Population Key Terms
Birth rate – the number of births per 1000 people
Death rate – the number of deaths per 1000 people
Fertility rate – the number of births to women aged 15 to 45
Infant mortality – the number of children who dies within the first year of life, per 1000
Life expectancy – the average age a person can expect to live from birth
Rate of natural increase – the difference between death and birth rate
Migration – the movement of people from one place to another
Population growth – an increase in an area as a result of death rate, birth rate and life expectancy
Population change – change in a population measured
in terms of birth rate, death rate and migration figures
Dependent population – people who are too old or too young to look after themselves
What has happened to word population? World population has doubled between 1950 and 2000 Today and into the future more people are likely to be living in LEDCs than MEDCs A greater proportion of people are living in LEDCs which tend to be poorer and less developed countries 90% (est.) 4.7 billion 80% 1.7 billion 68% LEDC 10% (est.) 1.3 billion 20% 0.8 billion 32% MEDC 2050 (est.) 9 billion 2000 6 billion 1950 2.5 billion World Population
What has happened to word population?
Physical and human factors of population change
Natural disasters - floods, earthquakes and storms
Disease - AIDS
Religion/culture (may encourage family size)
Migration (usually from LEDC to MEDC)
Physical and human factors can have different effects in LEDCs and MEDCs.
What are the causes of population change? Stage 1 – high birth rate, high death rate, low growth rate, stable population Stage 2 – high birth rate, death rate begins to fall, growth rate rises, population total rises Stage 3 – Death rate continues to fall, birth rate begins to fall, growth rate begins to slow down, total population rises Stage 4 – Death rate stays the same, birth rate falls, growth slows, total population may decline Demographic Transition Model

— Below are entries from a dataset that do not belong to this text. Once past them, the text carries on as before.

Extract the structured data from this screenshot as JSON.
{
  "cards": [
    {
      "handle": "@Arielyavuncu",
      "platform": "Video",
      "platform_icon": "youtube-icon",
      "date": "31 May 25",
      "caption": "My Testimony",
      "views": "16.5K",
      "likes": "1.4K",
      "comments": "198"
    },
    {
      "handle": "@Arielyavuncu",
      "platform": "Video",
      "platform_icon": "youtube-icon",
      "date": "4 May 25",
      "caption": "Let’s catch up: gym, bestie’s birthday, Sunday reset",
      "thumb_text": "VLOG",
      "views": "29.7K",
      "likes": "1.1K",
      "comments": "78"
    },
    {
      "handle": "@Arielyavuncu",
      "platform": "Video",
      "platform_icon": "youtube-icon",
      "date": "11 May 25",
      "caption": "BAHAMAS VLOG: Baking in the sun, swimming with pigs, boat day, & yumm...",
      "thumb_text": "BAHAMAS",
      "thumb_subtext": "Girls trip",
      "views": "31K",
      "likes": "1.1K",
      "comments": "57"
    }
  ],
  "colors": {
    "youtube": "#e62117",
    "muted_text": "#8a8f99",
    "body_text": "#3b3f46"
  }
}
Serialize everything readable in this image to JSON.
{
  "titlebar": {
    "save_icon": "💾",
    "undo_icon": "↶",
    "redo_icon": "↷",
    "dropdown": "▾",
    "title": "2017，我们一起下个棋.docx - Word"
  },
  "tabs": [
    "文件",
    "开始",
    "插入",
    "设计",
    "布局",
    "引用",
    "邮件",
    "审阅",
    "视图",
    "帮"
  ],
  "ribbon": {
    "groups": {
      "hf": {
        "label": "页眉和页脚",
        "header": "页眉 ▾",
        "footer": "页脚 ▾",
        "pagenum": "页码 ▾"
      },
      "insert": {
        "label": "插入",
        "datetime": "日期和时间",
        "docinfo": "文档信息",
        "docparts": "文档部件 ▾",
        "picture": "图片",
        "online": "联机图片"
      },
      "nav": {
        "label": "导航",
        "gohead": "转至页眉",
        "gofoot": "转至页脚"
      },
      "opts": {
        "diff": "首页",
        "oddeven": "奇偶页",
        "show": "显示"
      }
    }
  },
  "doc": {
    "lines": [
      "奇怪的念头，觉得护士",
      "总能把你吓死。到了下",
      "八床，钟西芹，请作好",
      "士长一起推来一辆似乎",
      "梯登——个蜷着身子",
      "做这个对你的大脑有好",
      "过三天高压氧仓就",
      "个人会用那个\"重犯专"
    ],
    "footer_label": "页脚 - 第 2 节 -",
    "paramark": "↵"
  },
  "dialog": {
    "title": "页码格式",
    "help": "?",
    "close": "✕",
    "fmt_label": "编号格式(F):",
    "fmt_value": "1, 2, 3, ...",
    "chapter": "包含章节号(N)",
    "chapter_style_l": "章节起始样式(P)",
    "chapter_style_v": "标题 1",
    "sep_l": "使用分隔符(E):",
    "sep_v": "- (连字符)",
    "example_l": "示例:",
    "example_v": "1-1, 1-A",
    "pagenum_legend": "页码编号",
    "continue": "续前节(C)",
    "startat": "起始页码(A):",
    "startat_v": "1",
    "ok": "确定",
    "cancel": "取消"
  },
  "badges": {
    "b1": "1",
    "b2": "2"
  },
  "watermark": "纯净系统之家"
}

Population structure The total population will keep growing, typical of an LEDC Increasing number of middle aged people Proportion of young people under 15 is large (young dependents) Proportion of elderly people small The proportion of older people increasing The number of young people under 15 is decreasing (young dependents) The elderly dependent population is increasing Growth is static, typical of MEDC